PCM audio on video tape

PCM digital audio recordings on Betamax, VHS or U-matic video tape.
rectangular, dark grey, plastic video cassette

Sony Beta video cassette

introduction to PCM audio on video tape transfer

Developed in the late 1970s, PCM (pulse code modulation) digital audio harnessed the larger bandwidth of video tape technology to record digital audio signals. PCM digital audio was widely used until the introduction of Digital Audio Tape (DAT) in 1987.

At Greatbear, we carefully restore and digitise all variations of PCM audio recorded on Betamax, VHS or U-matic video tape.

We offer a range of delivery formats for our audio transfers. We use the International Association of Sound & Audiovisual Archives Guidelines on the Production and Preservation of Digital Audio Objects, delivering 24-bit/96kHz Broadcast WAV files, together with mp3 audio file or audio CD listening versions. We're happy to create any other digital audio files, according to your needs.

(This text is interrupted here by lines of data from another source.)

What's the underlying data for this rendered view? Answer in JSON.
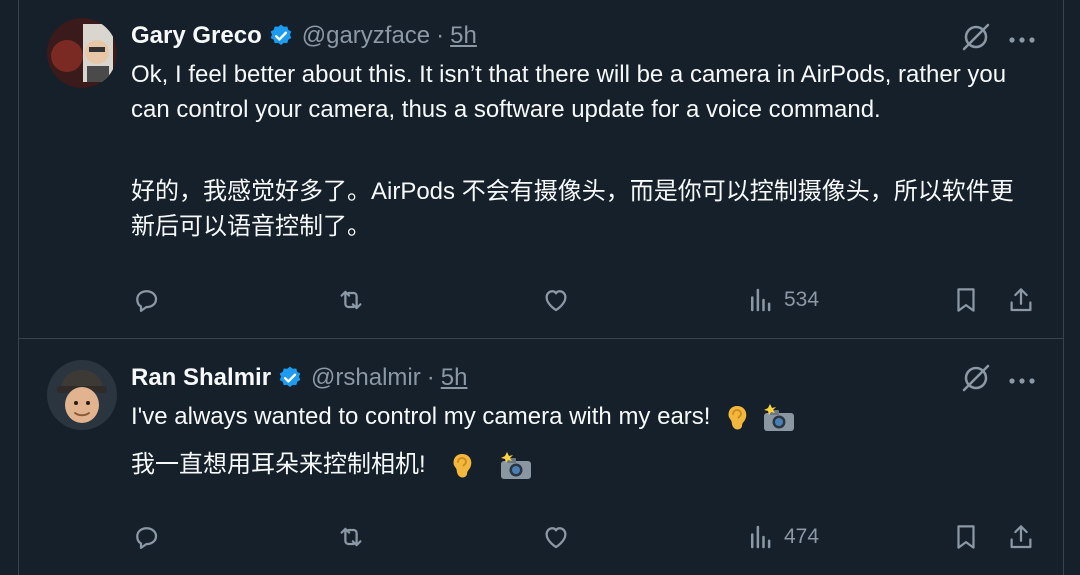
{
  "colors": {
    "background": "#15202b",
    "text_primary": "#f7f9f9",
    "text_secondary": "#8b98a5",
    "divider": "#38444d",
    "verified": "#1d9bf0"
  },
  "tweets": [
    {
      "name": "Gary Greco",
      "handle": "@garyzface",
      "separator": "·",
      "time": "5h",
      "text_en": "Ok, I feel better about this. It isn’t that there will be a camera in AirPods, rather you can control your camera, thus a software update for a voice command.",
      "text_zh": "好的，我感觉好多了。AirPods 不会有摄像头，而是你可以控制摄像头，所以软件更新后可以语音控制了。",
      "views": "534",
      "icons": [
        "verified-badge-icon",
        "grok-icon",
        "more-icon",
        "reply-icon",
        "repost-icon",
        "like-icon",
        "views-icon",
        "bookmark-icon",
        "share-icon"
      ]
    },
    {
      "name": "Ran Shalmir",
      "handle": "@rshalmir",
      "separator": "·",
      "time": "5h",
      "text_en": "I've always wanted to control my camera with my ears!",
      "text_zh": "我一直想用耳朵来控制相机!",
      "emojis": [
        "ear-emoji",
        "camera-flash-emoji"
      ],
      "views": "474",
      "icons": [
        "verified-badge-icon",
        "grok-icon",
        "more-icon",
        "reply-icon",
        "repost-icon",
        "like-icon",
        "views-icon",
        "bookmark-icon",
        "share-icon"
      ]
    }
  ]
}
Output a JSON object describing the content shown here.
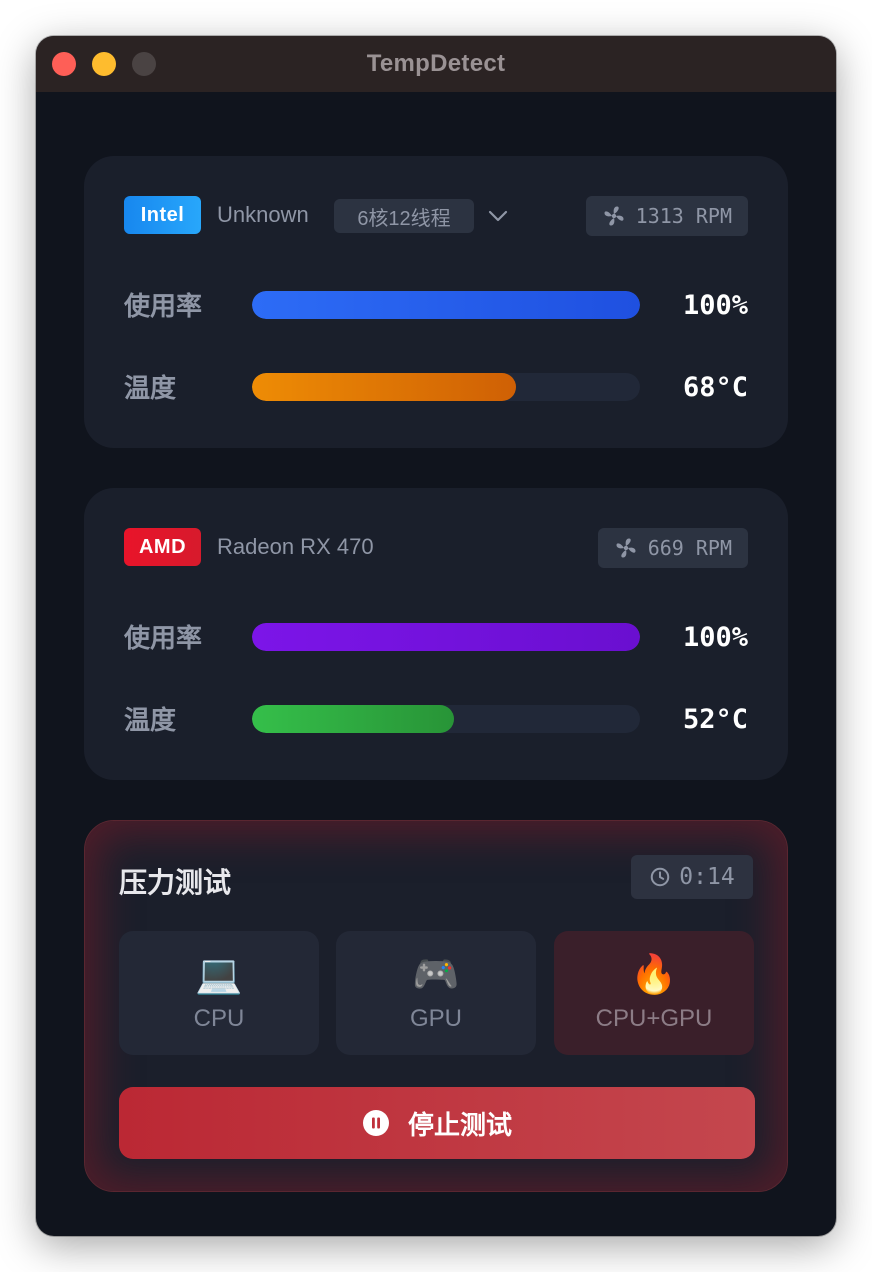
{
  "window": {
    "title": "TempDetect"
  },
  "cpu": {
    "brand": "Intel",
    "model": "Unknown",
    "cores": "6核12线程",
    "fan_rpm": "1313 RPM",
    "usage_label": "使用率",
    "usage_value": "100%",
    "usage_fraction": 1.0,
    "temp_label": "温度",
    "temp_value": "68°C",
    "temp_fraction": 0.68,
    "colors": {
      "brand": "#1e97f5",
      "usage": "#2563eb",
      "temp": "#e07b00"
    }
  },
  "gpu": {
    "brand": "AMD",
    "model": "Radeon RX 470",
    "fan_rpm": "669 RPM",
    "usage_label": "使用率",
    "usage_value": "100%",
    "usage_fraction": 1.0,
    "temp_label": "温度",
    "temp_value": "52°C",
    "temp_fraction": 0.52,
    "colors": {
      "brand": "#e3162b",
      "usage": "#7410e0",
      "temp": "#2fb54a"
    }
  },
  "stress_test": {
    "title": "压力测试",
    "timer": "0:14",
    "modes": [
      {
        "icon": "laptop-icon",
        "glyph": "💻",
        "label": "CPU"
      },
      {
        "icon": "gamepad-icon",
        "glyph": "🎮",
        "label": "GPU"
      },
      {
        "icon": "fire-icon",
        "glyph": "🔥",
        "label": "CPU+GPU",
        "selected": true
      }
    ],
    "stop_label": "停止测试"
  }
}
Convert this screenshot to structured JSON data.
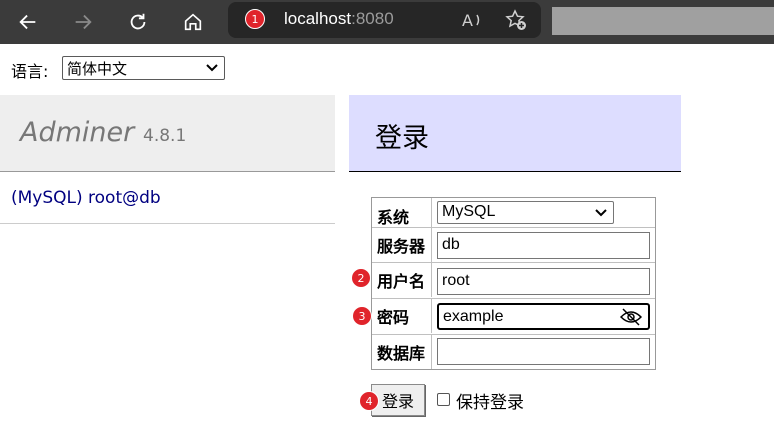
{
  "browser": {
    "url_host": "localhost",
    "url_port": ":8080",
    "icons": [
      "back-arrow-icon",
      "forward-arrow-icon",
      "refresh-icon",
      "home-icon",
      "read-aloud-icon",
      "add-favorite-icon"
    ]
  },
  "annotations": {
    "badge_1": "1",
    "badge_2": "2",
    "badge_3": "3",
    "badge_4": "4"
  },
  "language": {
    "label": "语言:",
    "selected": "简体中文"
  },
  "app": {
    "name": "Adminer",
    "version": "4.8.1",
    "connection": "(MySQL) root@db"
  },
  "login": {
    "title": "登录",
    "fields": {
      "system_label": "系统",
      "system_value": "MySQL",
      "server_label": "服务器",
      "server_value": "db",
      "username_label": "用户名",
      "username_value": "root",
      "password_label": "密码",
      "password_value": "example",
      "database_label": "数据库",
      "database_value": ""
    },
    "submit_label": "登录",
    "remember_label": "保持登录",
    "remember_checked": false
  },
  "colors": {
    "browser_bar": "#3b3b3b",
    "badge": "#e0242b",
    "menu_bg": "#eeeeee",
    "heading_bg": "#ddddff",
    "link": "#000080"
  }
}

We can provide the appropriately-sized usb media for your files, or use media supplied by you, or deliver your files online. Files delivered on hard drive can be for any operating system MacOS, Windows or GNU/Linux and filesystems (HFS+, NTFS or EXT3).

Due to varying tape durations and extent of physical tape degradation, it’s not always appropriate to create fixed prices for our services. We’ve found that assessing tapes prior to confirming costs a more accurate and fair method.

We offer free assessments please contact us to discuss your project.

machines for PCM audio

Many valuable audio recordings were made on video tape either as a standard video soundtrack in mono or stereo or using the higher quality FM recording system. Having extensive racks of video machines allows us to save these recordings. We use the Sony PCM-701ES for PAL / SECAM recordings and the Nakamichi DMP-100 for NTSC recordings.

 

PCM audio on video tape format variation

 Sony PCM 1600 series recordings supportedSony PCM F1 series recordings supportedAES digital transfer supportedanalogue transfer supportedrecordings on U-matic or VHS tape supportedrecordings on Video8 8mm tape supported
projects recorded with PAL equipment
projects recorded with NTSC equipment

 

close up of cassette shell window and part of label with text: BASF chromdioxid super, Raider (Master)

BASF L500 Beta tape used for audio mastering

3 rack-based machines. Top labelled: Digital Audio + Design, Professional - CTC. Middle: 7 system. Bottom: Betamax with green PAL button lit

Sony PCM-701ES, Sony SL-700ME & Sony SL-T50ME machines

Rectangular, dark grey, plastic video cassette with rulers showing width 15.6cm and height 9.6 cm

Betamax cassette dimensions: 15.6 × 9.6 × 2.5 cm (6​1⁄7 × 3​3⁄4 × 1 inch)

PCM audio on video tape risks & vulnerabilities

Given that PCM audio recordings all use video tape the same issues that can happen to video tape, in particular VHS and umatic also can happen to PCM audio recordings. Often these issues to degradation can be more pronounced as back-coated, high-quality tape was used and these tend to suffer from issues like Sticky Shed Syndrome more often.

  • Given the age of U-matic tape, and its widespread use over the years, it can and does degrade. Certain brands such as Ampex 187 and 197 suffer from binder hydrolysis and need 'baking' before it's safe to replay these.
  • Mould can grow on the unflanged edges of the tape pack and will stick the layers of tape together, needing treatment and manual unwinding, and usually re-shelling.
  • The clear leader at the beginning of each tape can become separated from the rest of the tape as the glue in the splicing tape dries up. The process of unwinding and rewinding tape can cause / exacerbate the problem.
  • Some early Sony brands can degrade in a way where the RF (radio frequency) off tape is very low in level causing severe visual artefacts. Tapes like this often have a distinctive smell of wax crayons

 

 

PCM audio on video tape history

We are now used to living in a born-digital environment, but the transition from analogue to digital technologies did not happen overnight. In the late 1970s, early digital audio recordings were made possible by a hybrid analogue/digital system. It was composed of the humble transport and recording mechanisms of the video tape machine, and a not so humble PCM (pulse code modulation) digital processor. Together they created the first two-channel stereo digital recording system.

Read about the history of its development in our tape blog: Early digital tape recordings on PCM/ U-matic and Betamax video tape